======== GIVEN DATA ========

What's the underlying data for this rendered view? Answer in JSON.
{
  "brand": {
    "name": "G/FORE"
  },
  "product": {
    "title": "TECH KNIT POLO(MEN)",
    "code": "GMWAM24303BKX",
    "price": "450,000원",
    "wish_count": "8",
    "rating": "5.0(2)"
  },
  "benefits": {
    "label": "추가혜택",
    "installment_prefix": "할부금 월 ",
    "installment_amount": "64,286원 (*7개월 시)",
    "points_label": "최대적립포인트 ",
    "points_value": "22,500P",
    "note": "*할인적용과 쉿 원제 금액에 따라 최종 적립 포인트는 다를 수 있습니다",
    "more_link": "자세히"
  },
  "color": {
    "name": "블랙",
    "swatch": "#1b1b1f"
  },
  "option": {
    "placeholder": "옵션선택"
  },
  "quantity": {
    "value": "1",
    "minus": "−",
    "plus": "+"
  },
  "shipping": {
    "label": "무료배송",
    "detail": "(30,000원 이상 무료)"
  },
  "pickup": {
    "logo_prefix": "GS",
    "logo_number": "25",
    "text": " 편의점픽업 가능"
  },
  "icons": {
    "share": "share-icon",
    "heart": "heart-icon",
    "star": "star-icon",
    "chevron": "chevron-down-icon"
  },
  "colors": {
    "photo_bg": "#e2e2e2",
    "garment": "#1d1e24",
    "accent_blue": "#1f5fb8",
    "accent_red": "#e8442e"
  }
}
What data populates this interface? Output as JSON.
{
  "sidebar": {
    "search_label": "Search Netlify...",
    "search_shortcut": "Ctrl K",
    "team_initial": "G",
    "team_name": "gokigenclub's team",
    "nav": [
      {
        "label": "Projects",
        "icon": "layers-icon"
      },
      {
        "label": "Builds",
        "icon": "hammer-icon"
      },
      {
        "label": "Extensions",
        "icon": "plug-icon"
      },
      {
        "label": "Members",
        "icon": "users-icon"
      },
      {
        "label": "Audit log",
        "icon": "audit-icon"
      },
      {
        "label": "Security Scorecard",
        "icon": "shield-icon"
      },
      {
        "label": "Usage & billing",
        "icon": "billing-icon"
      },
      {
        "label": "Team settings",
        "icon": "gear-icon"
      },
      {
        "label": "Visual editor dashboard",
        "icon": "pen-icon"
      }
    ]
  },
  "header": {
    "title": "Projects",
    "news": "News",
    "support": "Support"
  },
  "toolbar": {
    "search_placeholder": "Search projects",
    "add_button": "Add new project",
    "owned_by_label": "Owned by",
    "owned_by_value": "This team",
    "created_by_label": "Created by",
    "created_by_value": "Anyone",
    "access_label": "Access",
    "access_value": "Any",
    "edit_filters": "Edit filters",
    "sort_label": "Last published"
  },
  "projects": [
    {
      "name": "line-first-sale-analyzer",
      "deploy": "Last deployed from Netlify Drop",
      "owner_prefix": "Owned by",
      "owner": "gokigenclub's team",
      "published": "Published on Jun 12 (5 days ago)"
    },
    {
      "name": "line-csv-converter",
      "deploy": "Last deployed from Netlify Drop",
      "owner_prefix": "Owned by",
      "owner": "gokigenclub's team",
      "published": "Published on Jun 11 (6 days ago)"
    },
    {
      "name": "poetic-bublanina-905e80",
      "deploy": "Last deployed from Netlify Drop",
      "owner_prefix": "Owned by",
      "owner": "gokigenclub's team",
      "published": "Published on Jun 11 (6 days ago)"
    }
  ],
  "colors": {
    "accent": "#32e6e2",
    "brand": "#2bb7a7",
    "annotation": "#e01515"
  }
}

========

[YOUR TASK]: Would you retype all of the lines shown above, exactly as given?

[RESPONSE BELOW]:
What's the underlying data for this rendered view? Answer in JSON.
{
  "brand": {
    "name": "G/FORE"
  },
  "product": {
    "title": "TECH KNIT POLO(MEN)",
    "code": "GMWAM24303BKX",
    "price": "450,000원",
    "wish_count": "8",
    "rating": "5.0(2)"
  },
  "benefits": {
    "label": "추가혜택",
    "installment_prefix": "할부금 월 ",
    "installment_amount": "64,286원 (*7개월 시)",
    "points_label": "최대적립포인트 ",
    "points_value": "22,500P",
    "note": "*할인적용과 쉿 원제 금액에 따라 최종 적립 포인트는 다를 수 있습니다",
    "more_link": "자세히"
  },
  "color": {
    "name": "블랙",
    "swatch": "#1b1b1f"
  },
  "option": {
    "placeholder": "옵션선택"
  },
  "quantity": {
    "value": "1",
    "minus": "−",
    "plus": "+"
  },
  "shipping": {
    "label": "무료배송",
    "detail": "(30,000원 이상 무료)"
  },
  "pickup": {
    "logo_prefix": "GS",
    "logo_number": "25",
    "text": " 편의점픽업 가능"
  },
  "icons": {
    "share": "share-icon",
    "heart": "heart-icon",
    "star": "star-icon",
    "chevron": "chevron-down-icon"
  },
  "colors": {
    "photo_bg": "#e2e2e2",
    "garment": "#1d1e24",
    "accent_blue": "#1f5fb8",
    "accent_red": "#e8442e"
  }
}
What data populates this interface? Output as JSON.
{
  "sidebar": {
    "search_label": "Search Netlify...",
    "search_shortcut": "Ctrl K",
    "team_initial": "G",
    "team_name": "gokigenclub's team",
    "nav": [
      {
        "label": "Projects",
        "icon": "layers-icon"
      },
      {
        "label": "Builds",
        "icon": "hammer-icon"
      },
      {
        "label": "Extensions",
        "icon": "plug-icon"
      },
      {
        "label": "Members",
        "icon": "users-icon"
      },
      {
        "label": "Audit log",
        "icon": "audit-icon"
      },
      {
        "label": "Security Scorecard",
        "icon": "shield-icon"
      },
      {
        "label": "Usage & billing",
        "icon": "billing-icon"
      },
      {
        "label": "Team settings",
        "icon": "gear-icon"
      },
      {
        "label": "Visual editor dashboard",
        "icon": "pen-icon"
      }
    ]
  },
  "header": {
    "title": "Projects",
    "news": "News",
    "support": "Support"
  },
  "toolbar": {
    "search_placeholder": "Search projects",
    "add_button": "Add new project",
    "owned_by_label": "Owned by",
    "owned_by_value": "This team",
    "created_by_label": "Created by",
    "created_by_value": "Anyone",
    "access_label": "Access",
    "access_value": "Any",
    "edit_filters": "Edit filters",
    "sort_label": "Last published"
  },
  "projects": [
    {
      "name": "line-first-sale-analyzer",
      "deploy": "Last deployed from Netlify Drop",
      "owner_prefix": "Owned by",
      "owner": "gokigenclub's team",
      "published": "Published on Jun 12 (5 days ago)"
    },
    {
      "name": "line-csv-converter",
      "deploy": "Last deployed from Netlify Drop",
      "owner_prefix": "Owned by",
      "owner": "gokigenclub's team",
      "published": "Published on Jun 11 (6 days ago)"
    },
    {
      "name": "poetic-bublanina-905e80",
      "deploy": "Last deployed from Netlify Drop",
      "owner_prefix": "Owned by",
      "owner": "gokigenclub's team",
      "published": "Published on Jun 11 (6 days ago)"
    }
  ],
  "colors": {
    "accent": "#32e6e2",
    "brand": "#2bb7a7",
    "annotation": "#e01515"
  }
}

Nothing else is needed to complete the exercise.